** Records provided follows **

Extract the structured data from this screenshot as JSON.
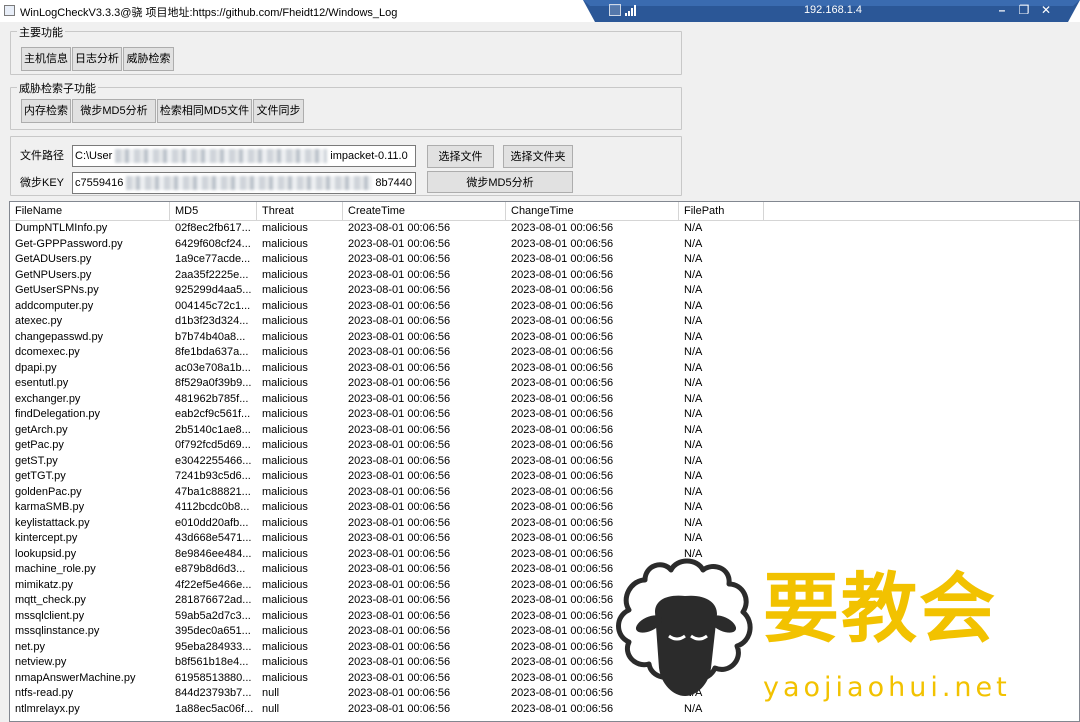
{
  "window": {
    "title": "WinLogCheckV3.3.3@骁 项目地址:https://github.com/Fheidt12/Windows_Log",
    "remote_ip": "192.168.1.4"
  },
  "main_functions": {
    "label": "主要功能",
    "buttons": [
      "主机信息",
      "日志分析",
      "威胁检索"
    ]
  },
  "sub_functions": {
    "label": "威胁检索子功能",
    "buttons": [
      "内存检索",
      "微步MD5分析",
      "检索相同MD5文件",
      "文件同步"
    ]
  },
  "file_panel": {
    "path_label": "文件路径",
    "path_prefix": "C:\\User",
    "path_suffix": "impacket-0.11.0",
    "key_label": "微步KEY",
    "key_prefix": "c7559416",
    "key_suffix": "8b7440",
    "choose_file": "选择文件",
    "choose_folder": "选择文件夹",
    "md5_analyze": "微步MD5分析"
  },
  "table": {
    "columns": [
      "FileName",
      "MD5",
      "Threat",
      "CreateTime",
      "ChangeTime",
      "FilePath"
    ],
    "rows": [
      [
        "DumpNTLMInfo.py",
        "02f8ec2fb617...",
        "malicious",
        "2023-08-01 00:06:56",
        "2023-08-01 00:06:56",
        "N/A"
      ],
      [
        "Get-GPPPassword.py",
        "6429f608cf24...",
        "malicious",
        "2023-08-01 00:06:56",
        "2023-08-01 00:06:56",
        "N/A"
      ],
      [
        "GetADUsers.py",
        "1a9ce77acde...",
        "malicious",
        "2023-08-01 00:06:56",
        "2023-08-01 00:06:56",
        "N/A"
      ],
      [
        "GetNPUsers.py",
        "2aa35f2225e...",
        "malicious",
        "2023-08-01 00:06:56",
        "2023-08-01 00:06:56",
        "N/A"
      ],
      [
        "GetUserSPNs.py",
        "925299d4aa5...",
        "malicious",
        "2023-08-01 00:06:56",
        "2023-08-01 00:06:56",
        "N/A"
      ],
      [
        "addcomputer.py",
        "004145c72c1...",
        "malicious",
        "2023-08-01 00:06:56",
        "2023-08-01 00:06:56",
        "N/A"
      ],
      [
        "atexec.py",
        "d1b3f23d324...",
        "malicious",
        "2023-08-01 00:06:56",
        "2023-08-01 00:06:56",
        "N/A"
      ],
      [
        "changepasswd.py",
        "b7b74b40a8...",
        "malicious",
        "2023-08-01 00:06:56",
        "2023-08-01 00:06:56",
        "N/A"
      ],
      [
        "dcomexec.py",
        "8fe1bda637a...",
        "malicious",
        "2023-08-01 00:06:56",
        "2023-08-01 00:06:56",
        "N/A"
      ],
      [
        "dpapi.py",
        "ac03e708a1b...",
        "malicious",
        "2023-08-01 00:06:56",
        "2023-08-01 00:06:56",
        "N/A"
      ],
      [
        "esentutl.py",
        "8f529a0f39b9...",
        "malicious",
        "2023-08-01 00:06:56",
        "2023-08-01 00:06:56",
        "N/A"
      ],
      [
        "exchanger.py",
        "481962b785f...",
        "malicious",
        "2023-08-01 00:06:56",
        "2023-08-01 00:06:56",
        "N/A"
      ],
      [
        "findDelegation.py",
        "eab2cf9c561f...",
        "malicious",
        "2023-08-01 00:06:56",
        "2023-08-01 00:06:56",
        "N/A"
      ],
      [
        "getArch.py",
        "2b5140c1ae8...",
        "malicious",
        "2023-08-01 00:06:56",
        "2023-08-01 00:06:56",
        "N/A"
      ],
      [
        "getPac.py",
        "0f792fcd5d69...",
        "malicious",
        "2023-08-01 00:06:56",
        "2023-08-01 00:06:56",
        "N/A"
      ],
      [
        "getST.py",
        "e3042255466...",
        "malicious",
        "2023-08-01 00:06:56",
        "2023-08-01 00:06:56",
        "N/A"
      ],
      [
        "getTGT.py",
        "7241b93c5d6...",
        "malicious",
        "2023-08-01 00:06:56",
        "2023-08-01 00:06:56",
        "N/A"
      ],
      [
        "goldenPac.py",
        "47ba1c88821...",
        "malicious",
        "2023-08-01 00:06:56",
        "2023-08-01 00:06:56",
        "N/A"
      ],
      [
        "karmaSMB.py",
        "4112bcdc0b8...",
        "malicious",
        "2023-08-01 00:06:56",
        "2023-08-01 00:06:56",
        "N/A"
      ],
      [
        "keylistattack.py",
        "e010dd20afb...",
        "malicious",
        "2023-08-01 00:06:56",
        "2023-08-01 00:06:56",
        "N/A"
      ],
      [
        "kintercept.py",
        "43d668e5471...",
        "malicious",
        "2023-08-01 00:06:56",
        "2023-08-01 00:06:56",
        "N/A"
      ],
      [
        "lookupsid.py",
        "8e9846ee484...",
        "malicious",
        "2023-08-01 00:06:56",
        "2023-08-01 00:06:56",
        "N/A"
      ],
      [
        "machine_role.py",
        "e879b8d6d3...",
        "malicious",
        "2023-08-01 00:06:56",
        "2023-08-01 00:06:56",
        "N/A"
      ],
      [
        "mimikatz.py",
        "4f22ef5e466e...",
        "malicious",
        "2023-08-01 00:06:56",
        "2023-08-01 00:06:56",
        "N/A"
      ],
      [
        "mqtt_check.py",
        "281876672ad...",
        "malicious",
        "2023-08-01 00:06:56",
        "2023-08-01 00:06:56",
        "N/A"
      ],
      [
        "mssqlclient.py",
        "59ab5a2d7c3...",
        "malicious",
        "2023-08-01 00:06:56",
        "2023-08-01 00:06:56",
        "N/A"
      ],
      [
        "mssqlinstance.py",
        "395dec0a651...",
        "malicious",
        "2023-08-01 00:06:56",
        "2023-08-01 00:06:56",
        "N/A"
      ],
      [
        "net.py",
        "95eba284933...",
        "malicious",
        "2023-08-01 00:06:56",
        "2023-08-01 00:06:56",
        "N/A"
      ],
      [
        "netview.py",
        "b8f561b18e4...",
        "malicious",
        "2023-08-01 00:06:56",
        "2023-08-01 00:06:56",
        "N/A"
      ],
      [
        "nmapAnswerMachine.py",
        "61958513880...",
        "malicious",
        "2023-08-01 00:06:56",
        "2023-08-01 00:06:56",
        "N/A"
      ],
      [
        "ntfs-read.py",
        "844d23793b7...",
        "null",
        "2023-08-01 00:06:56",
        "2023-08-01 00:06:56",
        "N/A"
      ],
      [
        "ntlmrelayx.py",
        "1a88ec5ac06f...",
        "null",
        "2023-08-01 00:06:56",
        "2023-08-01 00:06:56",
        "N/A"
      ]
    ]
  },
  "watermark": {
    "text": "要教会",
    "url": "yaojiaohui.net",
    "color": "#f2c200"
  }
}
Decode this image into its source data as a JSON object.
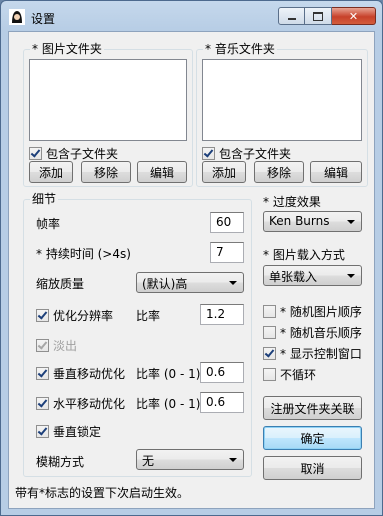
{
  "window": {
    "title": "设置"
  },
  "pictures_group": {
    "legend": "* 图片文件夹",
    "include_subfolders": "包含子文件夹",
    "include_checked": true,
    "add": "添加",
    "remove": "移除",
    "edit": "编辑"
  },
  "music_group": {
    "legend": "* 音乐文件夹",
    "include_subfolders": "包含子文件夹",
    "include_checked": true,
    "add": "添加",
    "remove": "移除",
    "edit": "编辑"
  },
  "details": {
    "legend": "细节",
    "frame_rate_label": "帧率",
    "frame_rate_value": "60",
    "duration_label": "* 持续时间 (>4s)",
    "duration_value": "7",
    "scale_quality_label": "缩放质量",
    "scale_quality_value": "(默认)高",
    "optimize_resolution_label": "优化分辨率",
    "optimize_resolution_checked": true,
    "ratio_label": "比率",
    "ratio_value": "1.2",
    "fade_out_label": "淡出",
    "fade_out_checked": true,
    "vertical_move_label": "垂直移动优化",
    "vertical_move_checked": true,
    "vertical_ratio_label": "比率 (0 - 1)",
    "vertical_ratio_value": "0.6",
    "horizontal_move_label": "水平移动优化",
    "horizontal_move_checked": true,
    "horizontal_ratio_label": "比率 (0 - 1)",
    "horizontal_ratio_value": "0.6",
    "vertical_lock_label": "垂直锁定",
    "vertical_lock_checked": true,
    "blur_mode_label": "模糊方式",
    "blur_mode_value": "无"
  },
  "right": {
    "transition_label": "* 过度效果",
    "transition_value": "Ken Burns",
    "load_mode_label": "* 图片载入方式",
    "load_mode_value": "单张载入",
    "random_pictures": "* 随机图片顺序",
    "random_pictures_checked": false,
    "random_music": "* 随机音乐顺序",
    "random_music_checked": false,
    "show_control": "* 显示控制窗口",
    "show_control_checked": true,
    "no_loop": "不循环",
    "no_loop_checked": false,
    "register_button": "注册文件夹关联",
    "ok_button": "确定",
    "cancel_button": "取消"
  },
  "footer": "带有*标志的设置下次启动生效。",
  "colors": {
    "title_bar": "#b7cde5",
    "close_button": "#c7412b",
    "default_button_border": "#3c7fb1"
  }
}
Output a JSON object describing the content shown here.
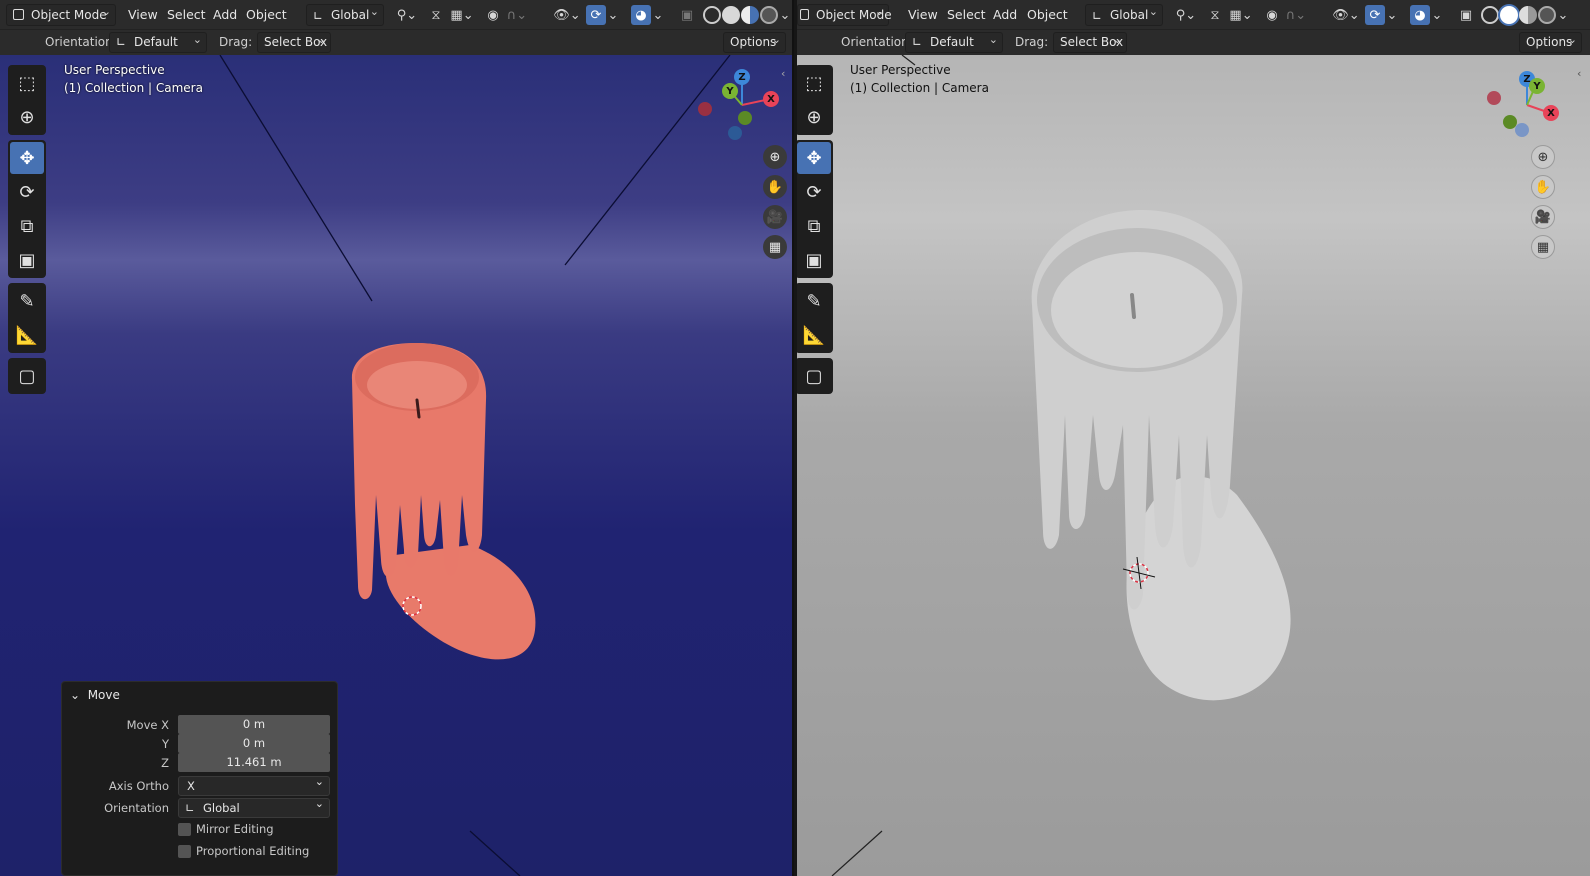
{
  "left": {
    "header": {
      "mode": "Object Mode",
      "menus": [
        "View",
        "Select",
        "Add",
        "Object"
      ],
      "transform_orientation": "Global",
      "orientation_label": "Orientation:",
      "orientation_value": "Default",
      "drag_label": "Drag:",
      "drag_value": "Select Box",
      "options_label": "Options"
    },
    "viewport": {
      "perspective": "User Perspective",
      "collection": "(1) Collection | Camera",
      "model_color": "#e8796a",
      "background_color": "#22256f"
    }
  },
  "right": {
    "header": {
      "mode": "Object Mode",
      "menus": [
        "View",
        "Select",
        "Add",
        "Object"
      ],
      "transform_orientation": "Global",
      "orientation_label": "Orientation:",
      "orientation_value": "Default",
      "drag_label": "Drag:",
      "drag_value": "Select Box",
      "options_label": "Options"
    },
    "viewport": {
      "perspective": "User Perspective",
      "collection": "(1) Collection | Camera",
      "model_color": "#cfcfcf",
      "background_color": "#b3b3b3"
    }
  },
  "gizmo": {
    "x": "X",
    "y": "Y",
    "z": "Z"
  },
  "redo_panel": {
    "title": "Move",
    "move_x_label": "Move X",
    "move_x": "0 m",
    "y_label": "Y",
    "y": "0 m",
    "z_label": "Z",
    "z": "11.461 m",
    "axis_ortho_label": "Axis Ortho",
    "axis_ortho": "X",
    "orientation_label": "Orientation",
    "orientation": "Global",
    "mirror_editing": "Mirror Editing",
    "proportional_editing": "Proportional Editing"
  },
  "colors": {
    "accent": "#4772b3",
    "header": "#2b2b2b",
    "axis_x": "#e84358",
    "axis_y": "#7ab433",
    "axis_z": "#3d87d9"
  }
}
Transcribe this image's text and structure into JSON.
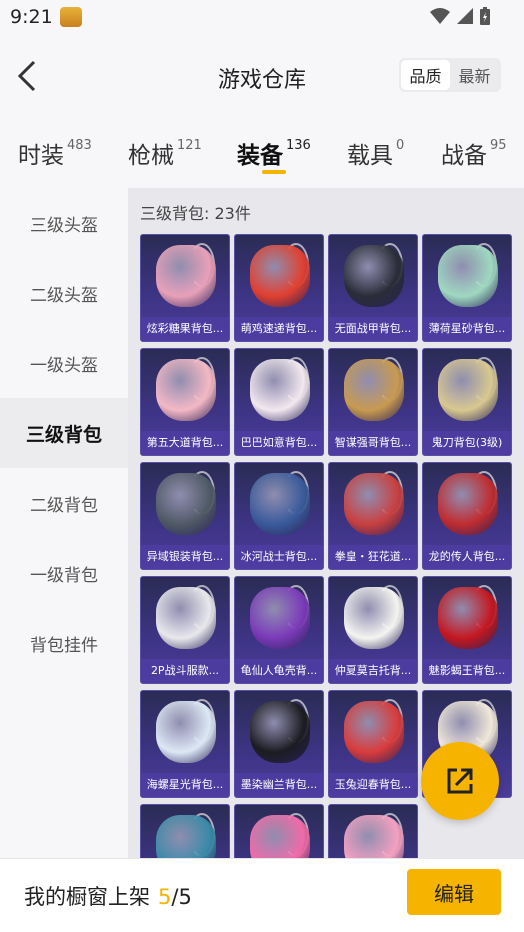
{
  "status_bar": {
    "time": "9:21"
  },
  "header": {
    "title": "游戏仓库",
    "sort_options": [
      "品质",
      "最新"
    ],
    "active_sort": "品质"
  },
  "tabs": [
    {
      "label": "时装",
      "count": "483"
    },
    {
      "label": "枪械",
      "count": "121"
    },
    {
      "label": "装备",
      "count": "136"
    },
    {
      "label": "载具",
      "count": "0"
    },
    {
      "label": "战备",
      "count": "95"
    }
  ],
  "active_tab": "装备",
  "sidebar": {
    "items": [
      "三级头盔",
      "二级头盔",
      "一级头盔",
      "三级背包",
      "二级背包",
      "一级背包",
      "背包挂件"
    ],
    "active": "三级背包"
  },
  "section": {
    "title": "三级背包: 23件"
  },
  "items": [
    {
      "name": "炫彩糖果背包...",
      "color": "#e8a0b8"
    },
    {
      "name": "萌鸡速递背包...",
      "color": "#e04030"
    },
    {
      "name": "无面战甲背包...",
      "color": "#2a2d38"
    },
    {
      "name": "薄荷星砂背包...",
      "color": "#9fd8c0"
    },
    {
      "name": "第五大道背包...",
      "color": "#f4b8c4"
    },
    {
      "name": "巴巴如意背包...",
      "color": "#f2e8ee"
    },
    {
      "name": "智谋强哥背包...",
      "color": "#c89a50"
    },
    {
      "name": "鬼刀背包(3级)",
      "color": "#d8c890"
    },
    {
      "name": "异域银装背包...",
      "color": "#505a66"
    },
    {
      "name": "冰河战士背包...",
      "color": "#3a5a9a"
    },
    {
      "name": "拳皇・狂花道...",
      "color": "#c84040"
    },
    {
      "name": "龙的传人背包...",
      "color": "#c02c30"
    },
    {
      "name": "2P战斗服款...",
      "color": "#e8e8ec"
    },
    {
      "name": "龟仙人龟壳背...",
      "color": "#7a3ab8"
    },
    {
      "name": "仲夏莫吉托背...",
      "color": "#f4f4f0"
    },
    {
      "name": "魅影蝎王背包...",
      "color": "#c41820"
    },
    {
      "name": "海螺星光背包...",
      "color": "#dce8f4"
    },
    {
      "name": "墨染幽兰背包...",
      "color": "#1c1c22"
    },
    {
      "name": "玉兔迎春背包...",
      "color": "#d83c3c"
    },
    {
      "name": "",
      "color": "#f0e8d8"
    },
    {
      "name": "",
      "color": "#3a8aa8"
    },
    {
      "name": "",
      "color": "#f06aa8"
    },
    {
      "name": "",
      "color": "#f4a0c0"
    }
  ],
  "bottom": {
    "label": "我的橱窗上架",
    "current": "5",
    "total": "/5",
    "edit_label": "编辑"
  }
}
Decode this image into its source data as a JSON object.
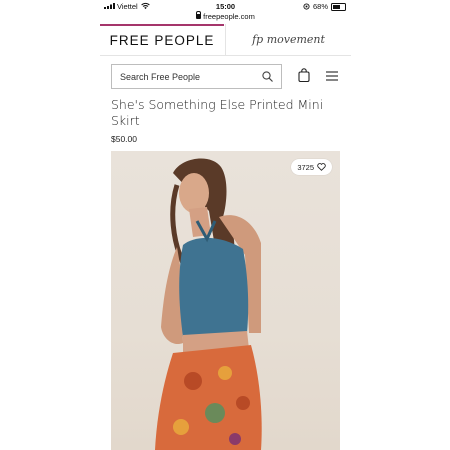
{
  "status_bar": {
    "carrier": "Viettel",
    "time": "15:00",
    "battery": "68%",
    "url": "freepeople.com"
  },
  "brand_tabs": {
    "primary": "FREE PEOPLE",
    "secondary": "fp movement"
  },
  "search": {
    "placeholder": "Search Free People"
  },
  "icons": {
    "search": "search-icon",
    "bag": "shopping-bag-icon",
    "menu": "hamburger-menu-icon",
    "favorite": "heart-icon"
  },
  "product": {
    "title": "She's Something Else Printed Mini Skirt",
    "price": "$50.00",
    "favorites_count": "3725"
  },
  "colors": {
    "accent": "#a5356b",
    "top": "#3f7391",
    "skirt": "#d86a3c"
  }
}
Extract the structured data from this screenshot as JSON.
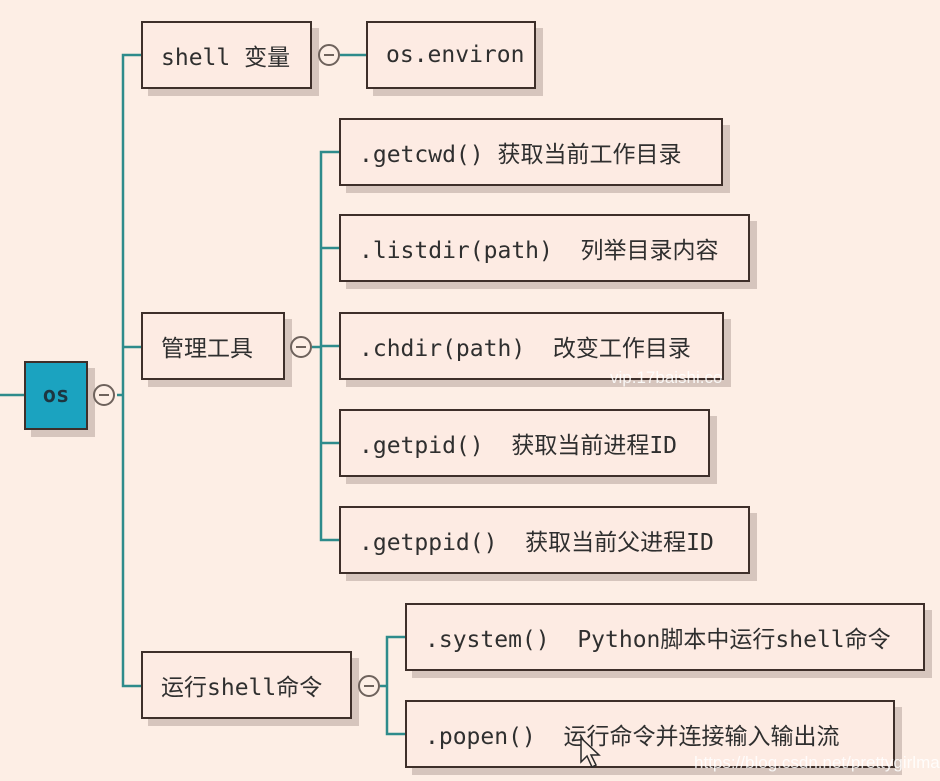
{
  "diagram": {
    "type": "mind-map",
    "colors": {
      "background": "#fdeee5",
      "node_fill": "#fdebe3",
      "root_fill": "#1ba3c0",
      "connector": "#2e8b8b",
      "border": "#3e2f2a"
    },
    "root": {
      "label": "os",
      "collapse_icon": "minus-circle-icon",
      "children": [
        {
          "label": "shell 变量",
          "children": [
            {
              "label": "os.environ"
            }
          ]
        },
        {
          "label": "管理工具",
          "children": [
            {
              "label": ".getcwd() 获取当前工作目录"
            },
            {
              "label": ".listdir(path)  列举目录内容"
            },
            {
              "label": ".chdir(path)  改变工作目录"
            },
            {
              "label": ".getpid()  获取当前进程ID"
            },
            {
              "label": ".getppid()  获取当前父进程ID"
            }
          ]
        },
        {
          "label": "运行shell命令",
          "children": [
            {
              "label": ".system()  Python脚本中运行shell命令"
            },
            {
              "label": ".popen()  运行命令并连接输入输出流"
            }
          ]
        }
      ]
    }
  },
  "watermarks": {
    "mid": "vip.17baishi.co",
    "bottom": "https://blog.csdn.net/prettygirlman"
  }
}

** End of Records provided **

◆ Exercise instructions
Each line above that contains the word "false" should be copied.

◆ Answer to this task
    "random_pictures_checked": false,
    "random_music_checked": false,
    "no_loop_checked": false,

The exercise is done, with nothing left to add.